Just as Andromeda was technologically behind the 8-ball, so too was the writing team running pathetically behind schedule. The writing team, led by Grand Theft Auto 5 rape-girl Sam Mags, had apparently spent pre-production sitting around and flicking their collective beans to high-level story concepts, meaning that once Andromeda finally entered into production they had to scramble in order to get something written.
The team that probably had it the worst was animation. They entered into production under-staffed and without the final animation system in place. This team was given some assistance in the form of external studios contracted to help with animation – yet this was ineffective when it came to the facial animation due to the fact that the writing team did not have a finalised script locked into place until late in development. In previous Mass Effect games the Bioware Edmonton team had used a piece of middleware software to automatically generate facial animations based on recorded dialogue, and had then gone through and retouched facial animations by hand, with the most likely dialogue paths receiving the most attention. The fact that most other teams were running behind meant that the animation team did not have the ability to go through and retouch facial animations to the degree that they should have, and so much of the goofy animation memes at launch are the direct result of computer algorithms synthesizing human expression, with zero human intervention or input.
In fact the people working on the game’s cutscenes also faced difficulty from another direction. They came across a situation they termed ‘regression’, where they would develop a sequence to the point of completion, only to have it broken if one of the other teams made a small update to the way visual effects were displayed or went over budget on memory. This is why many cutscenes in the game actually look worse than leaked alpha footage.
“We’ll put something together, and it’s been bug tested and signed off and approved. We’d say, ‘OK, we can now move on from that to the next thing.’ And while our backs are turned, what we’d just put together falls apart.”
The final piece of the puzzle is the question of just how the game was allowed to go gold when it was still in such a horrible state. The answer to that goes to EA’s over-reliance on Metacritic as a metric, and their use of dummy review agencies to predict metascores. A simulated review process performed on the game indicated that Mass Effect: Andromeda would score between 80-85% on Metacritic – in reality the game would barely scrape its way to 70%. That said, one could totally envision a scenario wherein Bioware’s blogger chums awarded it with industry average pass marks of 80% – but such a situation became an impossibility once the game was put on EA Access, and the public was able to pass judgement days ahead of the game’s review embargo.

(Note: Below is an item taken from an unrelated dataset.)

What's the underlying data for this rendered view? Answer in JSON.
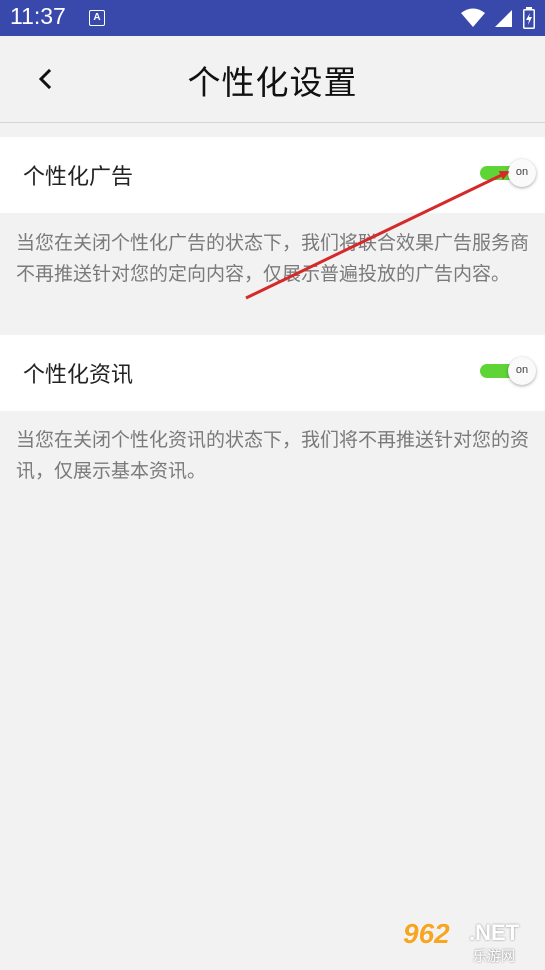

“When the mock reviews came in for Mass Effect: Andromeda, BioWare’s leads were relieved — the Metacritic was expected to be in the low-to-mid-80s, according to two sources. Although Andromeda’s developers knew the game wasn’t perfect, they were fine with a score like that. If they hit somewhere between 80 and 85, they could use what they’d built for Andromeda to make the sequel way better, much like Casey Hudson and his team had done from Mass Effect 1 to Mass Effect 2.”
There would be no sequel. Mass Effect would be indefinitely shelved, and Andromeda‘s developers scattered to the four winds, never to helm a AAA production again. Regardless of any less than ideal meddling on the part of EA, the bulk of the blame for the way that Andromeda turned out has to reside with the weak leadership and planning provided by Bioware Montreal. This amateur effort led to a predictable result.